Dr. Kaplan explained that a common emotion following a miscarriage is a feeling of guilt because “the loss is so overwhelming and out of control, that we try to find something that makes us feel like we have some measure of control, or have something to do with this situation.” However, in most cases “there is no real reason that it happened…and it couldn't have been prevented.”
Despite that, some women wonder if it was something they did — “people come up with all kinds of reasons that could have caused it and in the process of that they engage in self guilt.” Dr. Kaplan explains we do this to try “to assume control when we feel helpless and vulnerable.”
In Toya’s case, the main guilt she was feeling was sharing with her children she was expecting so early on in her pregnancy. She admitted she regretted telling her sons because she “accidentally showed them pain” that could have been spared, had they not known she was pregnant.
Dr. Kaplan noted “it takes time to physically and emotionally heal” after facing the disappointment and sadness that can arise after a miscarriage.

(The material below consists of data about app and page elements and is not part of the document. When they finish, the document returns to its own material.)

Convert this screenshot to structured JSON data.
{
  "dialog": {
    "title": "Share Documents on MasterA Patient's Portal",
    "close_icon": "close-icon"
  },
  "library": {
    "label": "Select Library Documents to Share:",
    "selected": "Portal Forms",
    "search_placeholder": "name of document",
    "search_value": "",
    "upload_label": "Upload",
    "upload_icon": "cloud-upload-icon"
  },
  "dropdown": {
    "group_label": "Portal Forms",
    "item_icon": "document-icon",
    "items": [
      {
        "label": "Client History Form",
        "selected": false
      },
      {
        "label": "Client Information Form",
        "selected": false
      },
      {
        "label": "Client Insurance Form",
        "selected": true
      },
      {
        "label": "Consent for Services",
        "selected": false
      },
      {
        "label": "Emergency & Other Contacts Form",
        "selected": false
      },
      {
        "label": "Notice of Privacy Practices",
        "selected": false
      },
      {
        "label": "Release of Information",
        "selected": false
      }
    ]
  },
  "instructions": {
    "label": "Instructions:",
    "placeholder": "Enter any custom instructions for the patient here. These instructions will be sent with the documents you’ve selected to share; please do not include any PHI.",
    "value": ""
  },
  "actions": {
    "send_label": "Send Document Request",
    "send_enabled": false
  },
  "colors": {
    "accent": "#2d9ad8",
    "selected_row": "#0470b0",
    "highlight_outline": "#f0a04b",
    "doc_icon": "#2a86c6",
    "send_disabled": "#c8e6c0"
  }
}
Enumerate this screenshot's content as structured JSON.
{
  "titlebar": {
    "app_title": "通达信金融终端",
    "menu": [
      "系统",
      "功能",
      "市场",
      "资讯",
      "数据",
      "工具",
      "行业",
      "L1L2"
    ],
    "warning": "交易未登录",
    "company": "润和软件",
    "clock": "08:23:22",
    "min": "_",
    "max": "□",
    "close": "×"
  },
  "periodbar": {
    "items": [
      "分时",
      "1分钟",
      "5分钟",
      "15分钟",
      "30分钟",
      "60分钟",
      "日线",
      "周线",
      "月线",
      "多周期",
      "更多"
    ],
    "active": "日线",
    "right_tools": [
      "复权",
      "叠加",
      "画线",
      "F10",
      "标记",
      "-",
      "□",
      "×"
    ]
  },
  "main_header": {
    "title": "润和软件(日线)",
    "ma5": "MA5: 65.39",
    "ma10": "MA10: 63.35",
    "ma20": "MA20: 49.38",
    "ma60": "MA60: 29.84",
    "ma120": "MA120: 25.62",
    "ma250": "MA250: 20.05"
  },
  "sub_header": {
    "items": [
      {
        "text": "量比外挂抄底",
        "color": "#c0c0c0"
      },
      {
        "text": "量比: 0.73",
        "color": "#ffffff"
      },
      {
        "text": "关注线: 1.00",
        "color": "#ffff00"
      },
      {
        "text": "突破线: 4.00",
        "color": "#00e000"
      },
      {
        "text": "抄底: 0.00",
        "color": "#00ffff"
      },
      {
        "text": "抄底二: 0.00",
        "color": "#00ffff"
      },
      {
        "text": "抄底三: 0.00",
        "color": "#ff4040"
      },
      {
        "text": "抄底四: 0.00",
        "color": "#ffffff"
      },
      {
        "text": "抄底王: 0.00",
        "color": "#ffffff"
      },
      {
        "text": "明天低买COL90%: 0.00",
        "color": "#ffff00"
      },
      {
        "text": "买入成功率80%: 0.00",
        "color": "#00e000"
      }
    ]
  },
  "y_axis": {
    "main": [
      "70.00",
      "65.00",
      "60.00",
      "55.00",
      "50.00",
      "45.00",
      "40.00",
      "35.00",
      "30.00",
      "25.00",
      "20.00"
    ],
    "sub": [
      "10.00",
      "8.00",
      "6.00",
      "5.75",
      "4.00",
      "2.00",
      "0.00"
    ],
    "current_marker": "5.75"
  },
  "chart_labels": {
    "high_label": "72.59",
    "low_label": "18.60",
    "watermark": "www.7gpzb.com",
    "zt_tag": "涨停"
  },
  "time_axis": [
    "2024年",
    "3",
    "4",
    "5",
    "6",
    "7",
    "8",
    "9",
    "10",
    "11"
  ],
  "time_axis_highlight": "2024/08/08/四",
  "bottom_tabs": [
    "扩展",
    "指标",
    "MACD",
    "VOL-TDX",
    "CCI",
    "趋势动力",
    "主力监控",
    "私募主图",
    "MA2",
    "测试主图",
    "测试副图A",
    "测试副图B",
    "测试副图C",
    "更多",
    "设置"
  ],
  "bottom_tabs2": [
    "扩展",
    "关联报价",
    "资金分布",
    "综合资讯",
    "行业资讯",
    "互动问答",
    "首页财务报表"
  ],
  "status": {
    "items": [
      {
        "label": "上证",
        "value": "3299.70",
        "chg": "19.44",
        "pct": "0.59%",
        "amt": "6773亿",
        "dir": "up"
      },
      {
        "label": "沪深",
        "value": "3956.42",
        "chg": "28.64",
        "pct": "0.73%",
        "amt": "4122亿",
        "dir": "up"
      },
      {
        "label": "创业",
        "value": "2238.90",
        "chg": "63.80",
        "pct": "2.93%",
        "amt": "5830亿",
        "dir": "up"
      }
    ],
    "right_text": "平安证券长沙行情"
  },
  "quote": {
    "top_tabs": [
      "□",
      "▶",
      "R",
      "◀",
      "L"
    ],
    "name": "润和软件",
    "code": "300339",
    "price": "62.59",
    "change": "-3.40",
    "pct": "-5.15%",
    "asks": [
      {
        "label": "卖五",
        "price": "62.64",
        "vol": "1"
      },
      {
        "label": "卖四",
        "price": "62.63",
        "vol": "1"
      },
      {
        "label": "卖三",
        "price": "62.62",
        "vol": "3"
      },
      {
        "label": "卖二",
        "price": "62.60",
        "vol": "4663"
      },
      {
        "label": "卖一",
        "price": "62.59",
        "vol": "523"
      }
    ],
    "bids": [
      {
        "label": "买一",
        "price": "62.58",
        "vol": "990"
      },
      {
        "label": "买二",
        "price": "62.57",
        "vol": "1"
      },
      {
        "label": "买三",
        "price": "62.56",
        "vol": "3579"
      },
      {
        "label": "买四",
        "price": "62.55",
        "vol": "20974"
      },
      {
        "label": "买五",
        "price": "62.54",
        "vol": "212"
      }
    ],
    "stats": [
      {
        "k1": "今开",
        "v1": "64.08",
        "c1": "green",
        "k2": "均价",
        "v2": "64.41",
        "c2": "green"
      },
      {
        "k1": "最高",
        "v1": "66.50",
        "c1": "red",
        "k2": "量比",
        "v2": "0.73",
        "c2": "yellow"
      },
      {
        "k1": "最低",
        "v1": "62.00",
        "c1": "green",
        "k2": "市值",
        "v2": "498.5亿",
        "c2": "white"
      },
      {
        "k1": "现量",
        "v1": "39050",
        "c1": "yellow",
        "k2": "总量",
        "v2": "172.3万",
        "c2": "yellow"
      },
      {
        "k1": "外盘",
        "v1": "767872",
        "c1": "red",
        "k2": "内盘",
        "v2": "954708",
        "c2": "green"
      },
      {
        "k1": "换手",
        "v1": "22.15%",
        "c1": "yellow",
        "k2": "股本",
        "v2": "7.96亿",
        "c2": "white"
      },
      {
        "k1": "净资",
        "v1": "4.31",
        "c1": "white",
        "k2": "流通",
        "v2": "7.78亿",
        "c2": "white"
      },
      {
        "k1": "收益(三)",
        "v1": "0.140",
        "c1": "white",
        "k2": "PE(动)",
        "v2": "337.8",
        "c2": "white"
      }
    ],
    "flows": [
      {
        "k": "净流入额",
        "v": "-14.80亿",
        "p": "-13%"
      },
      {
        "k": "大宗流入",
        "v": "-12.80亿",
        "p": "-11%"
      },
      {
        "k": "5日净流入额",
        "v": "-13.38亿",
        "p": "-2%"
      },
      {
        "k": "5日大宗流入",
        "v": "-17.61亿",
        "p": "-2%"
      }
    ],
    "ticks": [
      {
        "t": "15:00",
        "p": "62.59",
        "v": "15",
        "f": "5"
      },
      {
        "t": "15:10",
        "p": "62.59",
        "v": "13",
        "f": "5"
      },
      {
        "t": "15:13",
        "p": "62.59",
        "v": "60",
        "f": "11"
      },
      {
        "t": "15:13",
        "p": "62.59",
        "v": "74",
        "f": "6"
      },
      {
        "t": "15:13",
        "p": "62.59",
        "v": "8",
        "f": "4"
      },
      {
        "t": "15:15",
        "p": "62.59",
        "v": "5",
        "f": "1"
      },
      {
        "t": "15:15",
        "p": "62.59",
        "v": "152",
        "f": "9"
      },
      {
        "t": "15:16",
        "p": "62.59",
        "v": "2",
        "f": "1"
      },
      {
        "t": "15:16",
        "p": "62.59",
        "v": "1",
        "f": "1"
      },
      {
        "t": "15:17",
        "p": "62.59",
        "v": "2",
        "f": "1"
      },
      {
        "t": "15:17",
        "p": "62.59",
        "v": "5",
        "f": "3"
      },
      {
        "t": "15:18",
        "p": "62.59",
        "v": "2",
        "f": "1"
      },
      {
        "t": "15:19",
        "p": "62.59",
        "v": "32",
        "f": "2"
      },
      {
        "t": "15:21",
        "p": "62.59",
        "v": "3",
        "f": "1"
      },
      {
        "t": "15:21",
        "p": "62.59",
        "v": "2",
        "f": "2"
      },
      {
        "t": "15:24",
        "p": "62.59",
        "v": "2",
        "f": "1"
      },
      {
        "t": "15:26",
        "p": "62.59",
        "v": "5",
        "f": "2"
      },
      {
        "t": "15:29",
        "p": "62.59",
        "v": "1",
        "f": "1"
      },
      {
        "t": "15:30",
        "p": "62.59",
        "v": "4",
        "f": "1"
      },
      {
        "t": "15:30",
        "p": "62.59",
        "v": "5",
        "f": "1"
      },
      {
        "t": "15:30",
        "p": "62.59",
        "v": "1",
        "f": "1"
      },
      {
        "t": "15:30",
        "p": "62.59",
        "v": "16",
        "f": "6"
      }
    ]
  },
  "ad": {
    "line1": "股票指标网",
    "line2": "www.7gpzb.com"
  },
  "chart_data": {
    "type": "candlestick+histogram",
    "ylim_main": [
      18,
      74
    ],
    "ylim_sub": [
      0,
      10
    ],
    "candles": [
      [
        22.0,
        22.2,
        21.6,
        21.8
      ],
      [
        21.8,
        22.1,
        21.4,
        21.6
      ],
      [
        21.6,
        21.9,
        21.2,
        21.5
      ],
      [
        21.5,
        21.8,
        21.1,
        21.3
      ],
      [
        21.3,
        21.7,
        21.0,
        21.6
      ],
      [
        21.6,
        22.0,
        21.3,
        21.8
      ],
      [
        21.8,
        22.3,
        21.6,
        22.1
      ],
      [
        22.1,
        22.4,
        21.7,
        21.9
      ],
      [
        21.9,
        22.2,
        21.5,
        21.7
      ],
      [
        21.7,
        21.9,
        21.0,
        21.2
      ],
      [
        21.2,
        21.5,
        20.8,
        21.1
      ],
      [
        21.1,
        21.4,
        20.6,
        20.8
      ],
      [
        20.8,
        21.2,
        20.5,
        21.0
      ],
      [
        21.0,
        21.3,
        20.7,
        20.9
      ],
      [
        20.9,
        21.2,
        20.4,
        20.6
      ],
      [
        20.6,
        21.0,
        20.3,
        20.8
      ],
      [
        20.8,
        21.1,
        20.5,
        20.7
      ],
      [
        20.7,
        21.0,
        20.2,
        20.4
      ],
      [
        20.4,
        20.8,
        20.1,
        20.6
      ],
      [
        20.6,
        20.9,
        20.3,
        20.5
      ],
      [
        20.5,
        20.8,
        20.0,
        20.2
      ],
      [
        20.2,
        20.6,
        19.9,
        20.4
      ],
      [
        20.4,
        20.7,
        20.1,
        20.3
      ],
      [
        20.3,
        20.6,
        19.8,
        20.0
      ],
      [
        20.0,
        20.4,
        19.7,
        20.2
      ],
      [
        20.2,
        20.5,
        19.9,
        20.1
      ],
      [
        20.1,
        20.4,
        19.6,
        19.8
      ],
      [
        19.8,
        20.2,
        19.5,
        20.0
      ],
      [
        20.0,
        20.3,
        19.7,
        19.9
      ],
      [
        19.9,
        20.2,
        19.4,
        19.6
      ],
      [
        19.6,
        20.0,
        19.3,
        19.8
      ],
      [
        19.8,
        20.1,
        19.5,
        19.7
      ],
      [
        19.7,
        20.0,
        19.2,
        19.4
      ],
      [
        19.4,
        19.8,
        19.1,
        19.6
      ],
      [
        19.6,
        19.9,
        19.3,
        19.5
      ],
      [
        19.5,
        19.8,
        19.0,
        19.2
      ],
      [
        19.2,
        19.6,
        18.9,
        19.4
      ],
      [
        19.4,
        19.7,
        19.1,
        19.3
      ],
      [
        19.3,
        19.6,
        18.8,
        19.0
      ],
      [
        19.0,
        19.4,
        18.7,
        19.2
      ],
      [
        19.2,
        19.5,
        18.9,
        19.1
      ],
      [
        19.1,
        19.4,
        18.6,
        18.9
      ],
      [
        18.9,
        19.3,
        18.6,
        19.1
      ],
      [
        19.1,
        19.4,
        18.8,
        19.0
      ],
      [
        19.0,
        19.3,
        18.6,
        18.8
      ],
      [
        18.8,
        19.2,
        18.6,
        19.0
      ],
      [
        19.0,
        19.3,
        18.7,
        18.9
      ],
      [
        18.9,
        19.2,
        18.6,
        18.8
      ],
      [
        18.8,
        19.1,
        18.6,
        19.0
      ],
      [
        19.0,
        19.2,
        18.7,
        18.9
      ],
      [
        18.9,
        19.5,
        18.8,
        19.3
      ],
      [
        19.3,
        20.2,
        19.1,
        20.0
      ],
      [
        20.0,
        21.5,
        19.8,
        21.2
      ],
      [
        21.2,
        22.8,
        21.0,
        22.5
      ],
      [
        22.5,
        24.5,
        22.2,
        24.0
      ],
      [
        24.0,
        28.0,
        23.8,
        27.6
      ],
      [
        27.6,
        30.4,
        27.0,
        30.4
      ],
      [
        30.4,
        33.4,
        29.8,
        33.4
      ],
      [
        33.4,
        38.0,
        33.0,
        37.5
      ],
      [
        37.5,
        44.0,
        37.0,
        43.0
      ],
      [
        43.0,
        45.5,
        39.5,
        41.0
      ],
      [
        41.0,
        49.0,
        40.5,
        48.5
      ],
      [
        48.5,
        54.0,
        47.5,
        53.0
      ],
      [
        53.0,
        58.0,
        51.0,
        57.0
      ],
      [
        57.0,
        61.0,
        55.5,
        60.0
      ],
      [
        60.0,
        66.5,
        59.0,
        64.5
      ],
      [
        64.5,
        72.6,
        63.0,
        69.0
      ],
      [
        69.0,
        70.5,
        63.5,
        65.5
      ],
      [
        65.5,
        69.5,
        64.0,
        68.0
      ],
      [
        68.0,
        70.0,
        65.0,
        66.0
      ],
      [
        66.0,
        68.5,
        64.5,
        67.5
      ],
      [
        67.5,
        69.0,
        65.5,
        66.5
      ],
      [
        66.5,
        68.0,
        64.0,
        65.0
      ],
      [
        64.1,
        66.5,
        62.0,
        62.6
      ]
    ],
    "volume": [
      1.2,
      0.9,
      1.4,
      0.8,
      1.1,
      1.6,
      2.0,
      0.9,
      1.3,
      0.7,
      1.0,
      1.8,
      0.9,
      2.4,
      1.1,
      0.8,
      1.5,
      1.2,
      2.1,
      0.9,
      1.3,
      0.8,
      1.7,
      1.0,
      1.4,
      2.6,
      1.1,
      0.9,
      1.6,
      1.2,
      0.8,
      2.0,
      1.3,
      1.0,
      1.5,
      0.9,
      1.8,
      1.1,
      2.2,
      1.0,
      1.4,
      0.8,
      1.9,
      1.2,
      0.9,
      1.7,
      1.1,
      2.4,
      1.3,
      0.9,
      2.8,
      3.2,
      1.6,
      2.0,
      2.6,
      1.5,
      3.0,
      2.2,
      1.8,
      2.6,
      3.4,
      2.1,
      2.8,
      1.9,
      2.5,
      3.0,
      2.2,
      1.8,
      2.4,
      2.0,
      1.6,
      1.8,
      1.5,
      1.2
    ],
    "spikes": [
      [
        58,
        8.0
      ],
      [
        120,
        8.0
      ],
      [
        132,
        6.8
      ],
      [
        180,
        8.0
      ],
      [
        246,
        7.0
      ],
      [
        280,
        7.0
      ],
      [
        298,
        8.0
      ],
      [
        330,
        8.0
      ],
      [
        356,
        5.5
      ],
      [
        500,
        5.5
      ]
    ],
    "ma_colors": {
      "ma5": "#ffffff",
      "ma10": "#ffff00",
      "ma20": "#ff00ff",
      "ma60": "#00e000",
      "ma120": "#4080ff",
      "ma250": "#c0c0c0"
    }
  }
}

In some cases, the woman may want to try to get pregnant again, “especially if it was a wanted pregnancy.” But because people deal with loss so differently, moving forward can look different for everyone.
For some, it’s easier “to resume their normal life and get back to work,” while others “may need more time to be sad and disappointed.” She also noted that “just because a person may want to resume normal life, that doesn't mean they aren't sad or grieving — that’s their way of coping.” Dr. Harris thought that time would help them get back to normal, while Toya joked that she could use some tequila after not drinking for the past six weeks.
Dr. Kaplan also encouraged those struggling with the loss to look at their “community for perinatal support, and seek therapy or spiritual counseling.” Sometimes people just need a place (whatever that place may be) “to let down their guard and express the full range of despair, sadness, and loss, where they don't have to minimize it or pretend it's fine… a space where their grief can be seen and supported.”